■ ACTIVITY: Your reply should be the records below, duplicated exactly, with any picture removed.

■ INFORMATION:
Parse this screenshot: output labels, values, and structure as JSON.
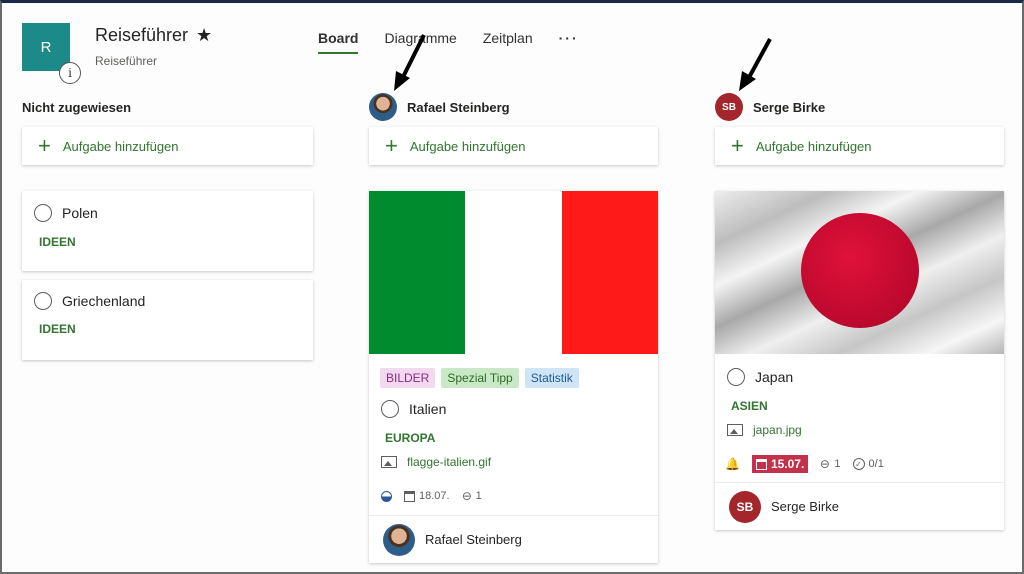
{
  "header": {
    "plan_initial": "R",
    "plan_title": "Reiseführer",
    "plan_subtitle": "Reiseführer",
    "info_glyph": "i",
    "star_glyph": "★",
    "tabs": [
      {
        "label": "Board",
        "active": true
      },
      {
        "label": "Diagramme",
        "active": false
      },
      {
        "label": "Zeitplan",
        "active": false
      }
    ],
    "more_glyph": "···"
  },
  "columns": {
    "unassigned": {
      "title": "Nicht zugewiesen",
      "add_label": "Aufgabe hinzufügen",
      "tasks": [
        {
          "title": "Polen",
          "bucket": "IDEEN"
        },
        {
          "title": "Griechenland",
          "bucket": "IDEEN"
        }
      ]
    },
    "rafael": {
      "title": "Rafael Steinberg",
      "add_label": "Aufgabe hinzufügen",
      "task": {
        "labels": [
          {
            "text": "BILDER",
            "bg": "#f3d9f0",
            "fg": "#8a2d82"
          },
          {
            "text": "Spezial Tipp",
            "bg": "#c9e8c6",
            "fg": "#2c6b26"
          },
          {
            "text": "Statistik",
            "bg": "#cfe4f6",
            "fg": "#1f5a91"
          }
        ],
        "title": "Italien",
        "bucket": "EUROPA",
        "attachment": "flagge-italien.gif",
        "due": "18.07.",
        "attachments_count": "1",
        "assignee": "Rafael Steinberg"
      }
    },
    "serge": {
      "title": "Serge Birke",
      "initials": "SB",
      "add_label": "Aufgabe hinzufügen",
      "task": {
        "title": "Japan",
        "bucket": "ASIEN",
        "attachment": "japan.jpg",
        "due": "15.07.",
        "attachments_count": "1",
        "checklist": "0/1",
        "assignee": "Serge Birke",
        "assignee_initials": "SB"
      }
    }
  },
  "colors": {
    "accent": "#31752f",
    "serge_avatar": "#a4262c",
    "overdue": "#c4314b",
    "plan_tile": "#1d8a8a"
  },
  "icons": [
    "info-icon",
    "star-icon",
    "more-icon",
    "plus-icon",
    "arrow-icon",
    "image-icon",
    "calendar-icon",
    "paperclip-icon",
    "progress-icon",
    "bell-icon",
    "checklist-icon"
  ]
}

■ ANSWER TO THIS PROBLEM:
Parse this screenshot: output labels, values, and structure as JSON.
{
  "header": {
    "plan_initial": "R",
    "plan_title": "Reiseführer",
    "plan_subtitle": "Reiseführer",
    "info_glyph": "i",
    "star_glyph": "★",
    "tabs": [
      {
        "label": "Board",
        "active": true
      },
      {
        "label": "Diagramme",
        "active": false
      },
      {
        "label": "Zeitplan",
        "active": false
      }
    ],
    "more_glyph": "···"
  },
  "columns": {
    "unassigned": {
      "title": "Nicht zugewiesen",
      "add_label": "Aufgabe hinzufügen",
      "tasks": [
        {
          "title": "Polen",
          "bucket": "IDEEN"
        },
        {
          "title": "Griechenland",
          "bucket": "IDEEN"
        }
      ]
    },
    "rafael": {
      "title": "Rafael Steinberg",
      "add_label": "Aufgabe hinzufügen",
      "task": {
        "labels": [
          {
            "text": "BILDER",
            "bg": "#f3d9f0",
            "fg": "#8a2d82"
          },
          {
            "text": "Spezial Tipp",
            "bg": "#c9e8c6",
            "fg": "#2c6b26"
          },
          {
            "text": "Statistik",
            "bg": "#cfe4f6",
            "fg": "#1f5a91"
          }
        ],
        "title": "Italien",
        "bucket": "EUROPA",
        "attachment": "flagge-italien.gif",
        "due": "18.07.",
        "attachments_count": "1",
        "assignee": "Rafael Steinberg"
      }
    },
    "serge": {
      "title": "Serge Birke",
      "initials": "SB",
      "add_label": "Aufgabe hinzufügen",
      "task": {
        "title": "Japan",
        "bucket": "ASIEN",
        "attachment": "japan.jpg",
        "due": "15.07.",
        "attachments_count": "1",
        "checklist": "0/1",
        "assignee": "Serge Birke",
        "assignee_initials": "SB"
      }
    }
  },
  "colors": {
    "accent": "#31752f",
    "serge_avatar": "#a4262c",
    "overdue": "#c4314b",
    "plan_tile": "#1d8a8a"
  },
  "icons": [
    "info-icon",
    "star-icon",
    "more-icon",
    "plus-icon",
    "arrow-icon",
    "image-icon",
    "calendar-icon",
    "paperclip-icon",
    "progress-icon",
    "bell-icon",
    "checklist-icon"
  ]
}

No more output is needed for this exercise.